▶ _ACTIVITY_:
Return every line from the records below with the string "Условие".

[Entries from a dataset of interfaces]
----

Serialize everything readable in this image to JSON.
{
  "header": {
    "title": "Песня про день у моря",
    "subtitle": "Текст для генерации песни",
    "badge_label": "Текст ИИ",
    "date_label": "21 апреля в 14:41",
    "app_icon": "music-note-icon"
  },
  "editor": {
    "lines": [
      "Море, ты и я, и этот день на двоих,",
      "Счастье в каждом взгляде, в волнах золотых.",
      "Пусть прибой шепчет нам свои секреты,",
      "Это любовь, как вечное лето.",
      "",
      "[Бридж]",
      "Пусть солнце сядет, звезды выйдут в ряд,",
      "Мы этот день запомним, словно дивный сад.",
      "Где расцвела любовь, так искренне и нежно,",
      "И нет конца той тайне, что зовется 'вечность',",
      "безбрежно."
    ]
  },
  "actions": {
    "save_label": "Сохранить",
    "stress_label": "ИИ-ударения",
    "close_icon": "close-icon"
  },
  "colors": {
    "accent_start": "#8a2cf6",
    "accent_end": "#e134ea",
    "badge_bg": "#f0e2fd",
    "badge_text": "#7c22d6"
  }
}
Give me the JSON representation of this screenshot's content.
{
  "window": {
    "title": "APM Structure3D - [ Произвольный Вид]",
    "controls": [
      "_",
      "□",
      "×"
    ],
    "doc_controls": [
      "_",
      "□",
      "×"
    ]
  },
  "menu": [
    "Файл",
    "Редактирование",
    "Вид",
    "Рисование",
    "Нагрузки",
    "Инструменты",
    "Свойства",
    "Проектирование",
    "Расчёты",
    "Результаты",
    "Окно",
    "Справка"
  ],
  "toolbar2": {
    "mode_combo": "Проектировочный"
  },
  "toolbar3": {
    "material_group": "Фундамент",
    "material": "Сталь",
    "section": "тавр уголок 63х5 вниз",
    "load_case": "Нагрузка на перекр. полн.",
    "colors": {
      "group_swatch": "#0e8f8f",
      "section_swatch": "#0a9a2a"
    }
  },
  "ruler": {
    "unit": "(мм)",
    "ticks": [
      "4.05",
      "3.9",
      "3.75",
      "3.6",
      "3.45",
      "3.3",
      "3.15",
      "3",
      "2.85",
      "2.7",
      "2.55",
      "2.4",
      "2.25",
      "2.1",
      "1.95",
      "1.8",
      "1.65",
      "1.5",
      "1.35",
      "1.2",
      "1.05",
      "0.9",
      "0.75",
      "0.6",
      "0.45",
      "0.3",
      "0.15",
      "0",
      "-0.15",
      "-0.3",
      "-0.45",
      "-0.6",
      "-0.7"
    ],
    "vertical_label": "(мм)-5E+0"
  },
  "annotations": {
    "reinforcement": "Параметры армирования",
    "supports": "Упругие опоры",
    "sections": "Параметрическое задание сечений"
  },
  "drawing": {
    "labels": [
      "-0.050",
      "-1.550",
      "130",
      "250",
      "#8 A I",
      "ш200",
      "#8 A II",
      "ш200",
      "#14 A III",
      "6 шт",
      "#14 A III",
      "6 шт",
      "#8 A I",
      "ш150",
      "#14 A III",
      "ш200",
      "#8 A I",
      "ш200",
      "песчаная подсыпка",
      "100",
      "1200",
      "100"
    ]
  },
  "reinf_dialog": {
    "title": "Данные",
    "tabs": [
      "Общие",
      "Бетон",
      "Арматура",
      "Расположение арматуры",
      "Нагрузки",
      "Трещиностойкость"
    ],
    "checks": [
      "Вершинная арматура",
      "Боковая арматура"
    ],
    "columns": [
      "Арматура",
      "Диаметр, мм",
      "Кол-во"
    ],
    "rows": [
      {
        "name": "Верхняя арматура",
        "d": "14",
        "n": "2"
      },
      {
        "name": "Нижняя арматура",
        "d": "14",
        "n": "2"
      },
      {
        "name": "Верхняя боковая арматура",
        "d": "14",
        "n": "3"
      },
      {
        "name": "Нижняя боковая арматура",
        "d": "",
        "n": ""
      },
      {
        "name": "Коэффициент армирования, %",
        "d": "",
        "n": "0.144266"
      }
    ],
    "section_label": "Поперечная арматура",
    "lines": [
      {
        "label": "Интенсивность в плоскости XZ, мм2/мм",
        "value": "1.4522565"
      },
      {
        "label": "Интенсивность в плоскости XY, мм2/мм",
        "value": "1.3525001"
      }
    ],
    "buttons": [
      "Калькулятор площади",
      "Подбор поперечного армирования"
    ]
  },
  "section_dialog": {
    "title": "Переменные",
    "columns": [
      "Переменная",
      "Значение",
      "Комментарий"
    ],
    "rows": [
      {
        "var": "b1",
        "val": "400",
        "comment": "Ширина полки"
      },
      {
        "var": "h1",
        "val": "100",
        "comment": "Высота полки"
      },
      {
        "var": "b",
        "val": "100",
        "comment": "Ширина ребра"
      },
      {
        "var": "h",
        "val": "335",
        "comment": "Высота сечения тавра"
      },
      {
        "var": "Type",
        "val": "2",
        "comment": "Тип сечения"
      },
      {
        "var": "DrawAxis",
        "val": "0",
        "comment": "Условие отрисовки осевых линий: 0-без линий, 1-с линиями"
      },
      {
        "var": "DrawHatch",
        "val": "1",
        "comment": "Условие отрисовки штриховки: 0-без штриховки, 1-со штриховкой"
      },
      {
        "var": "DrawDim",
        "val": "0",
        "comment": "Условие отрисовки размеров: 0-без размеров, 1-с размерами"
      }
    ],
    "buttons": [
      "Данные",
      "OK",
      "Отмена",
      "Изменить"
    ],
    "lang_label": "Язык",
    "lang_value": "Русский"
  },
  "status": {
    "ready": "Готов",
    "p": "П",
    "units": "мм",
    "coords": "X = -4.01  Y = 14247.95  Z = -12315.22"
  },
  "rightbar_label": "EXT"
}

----

▶ _WRITTEN RESPONSE_:
        "comment": "Условие отрисовки осевых линий: 0-без линий, 1-с линиями"
        "comment": "Условие отрисовки штриховки: 0-без штриховки, 1-со штриховкой"
        "comment": "Условие отрисовки размеров: 0-без размеров, 1-с размерами"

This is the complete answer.